I spent last week at the Teachers College Writing Institute. I was lucky enough to get into advanced sections with Carl Anderson and Lucy Calkins, who both pushed my thinking. With 103 pages of notes from five days at T.C., I’ll be writing about what I learned as I synthesize it in the days and weeks to come.
However, let me start with this… What ARE the qualities/traits of good writing?
In the past, I’ve thought that good writing could be thought of in terms of:
Ruth Culham suggests that writing can be looked at in terms of traits, which are:
Carl Anderson suggests that meaning is at the heart of everything and that there are four other things we can look for, in addition to meaning, when we assess student writing:
Who’s right? All of us. I think each teacher of writing may have their own take on what the qualities or traits of good writing are. However, as long as the names are assessing what’s important to making kids better writers, I’ve come to believe that the label or title doesn’t actually matter. I think what matters is being able to DEFINE what each trait/quality means to students so that they can strive to become better in each of the given areas.
I am a literacy consultant who has spent the past dozen years working with teachers to improve the teaching of writing in their classrooms. While I work with teachers and students in grades K-6, I'm a former fourth and fifth-grade teacher so I have a passion for working with upper elementary students.

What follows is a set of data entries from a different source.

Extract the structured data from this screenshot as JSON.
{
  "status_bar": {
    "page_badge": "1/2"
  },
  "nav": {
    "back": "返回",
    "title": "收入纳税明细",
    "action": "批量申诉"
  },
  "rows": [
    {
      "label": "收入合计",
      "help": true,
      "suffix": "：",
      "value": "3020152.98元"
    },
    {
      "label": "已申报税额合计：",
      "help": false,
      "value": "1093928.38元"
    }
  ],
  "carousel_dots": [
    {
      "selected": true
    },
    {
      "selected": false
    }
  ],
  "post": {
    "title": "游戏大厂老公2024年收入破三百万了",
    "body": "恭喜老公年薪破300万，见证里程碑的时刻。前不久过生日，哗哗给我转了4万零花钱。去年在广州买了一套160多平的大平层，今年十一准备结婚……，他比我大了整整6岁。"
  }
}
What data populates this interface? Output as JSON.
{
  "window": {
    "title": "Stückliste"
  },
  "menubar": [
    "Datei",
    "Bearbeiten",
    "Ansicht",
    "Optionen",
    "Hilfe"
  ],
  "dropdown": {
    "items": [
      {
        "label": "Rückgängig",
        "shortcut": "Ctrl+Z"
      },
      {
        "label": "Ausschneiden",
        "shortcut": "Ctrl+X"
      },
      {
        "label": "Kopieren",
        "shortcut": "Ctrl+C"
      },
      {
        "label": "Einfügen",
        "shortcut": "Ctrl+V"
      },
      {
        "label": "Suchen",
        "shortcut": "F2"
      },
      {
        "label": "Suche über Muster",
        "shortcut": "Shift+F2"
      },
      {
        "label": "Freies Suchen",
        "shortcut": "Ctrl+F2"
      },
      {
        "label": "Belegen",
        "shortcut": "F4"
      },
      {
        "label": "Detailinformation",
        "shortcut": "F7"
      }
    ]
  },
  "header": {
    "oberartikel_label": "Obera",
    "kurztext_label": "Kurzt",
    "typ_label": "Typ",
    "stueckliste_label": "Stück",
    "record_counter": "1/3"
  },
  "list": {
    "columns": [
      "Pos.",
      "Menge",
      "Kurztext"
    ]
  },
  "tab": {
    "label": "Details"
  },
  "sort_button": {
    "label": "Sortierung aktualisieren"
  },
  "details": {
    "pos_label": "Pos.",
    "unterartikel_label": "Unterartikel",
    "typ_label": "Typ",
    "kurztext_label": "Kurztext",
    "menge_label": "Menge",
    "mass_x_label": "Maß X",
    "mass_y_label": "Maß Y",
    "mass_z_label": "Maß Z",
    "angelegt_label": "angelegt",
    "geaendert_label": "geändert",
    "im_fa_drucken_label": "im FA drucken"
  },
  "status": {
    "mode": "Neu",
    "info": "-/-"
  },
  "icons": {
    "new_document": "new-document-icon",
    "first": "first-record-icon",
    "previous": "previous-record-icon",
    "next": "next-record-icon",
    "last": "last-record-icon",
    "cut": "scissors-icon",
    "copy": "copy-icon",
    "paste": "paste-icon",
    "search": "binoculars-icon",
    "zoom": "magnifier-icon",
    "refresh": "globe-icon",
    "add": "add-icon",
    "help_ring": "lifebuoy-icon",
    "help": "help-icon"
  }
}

I'm the author of Craft Moves (Stenhouse Publishers, 2016) and the co-author of Jump Into Writing (Zaner-Bloser, 2021), Welcome to Writing Workshop (Stenhouse Publishers, 2019), and Day By Day (Stenhouse, 2010).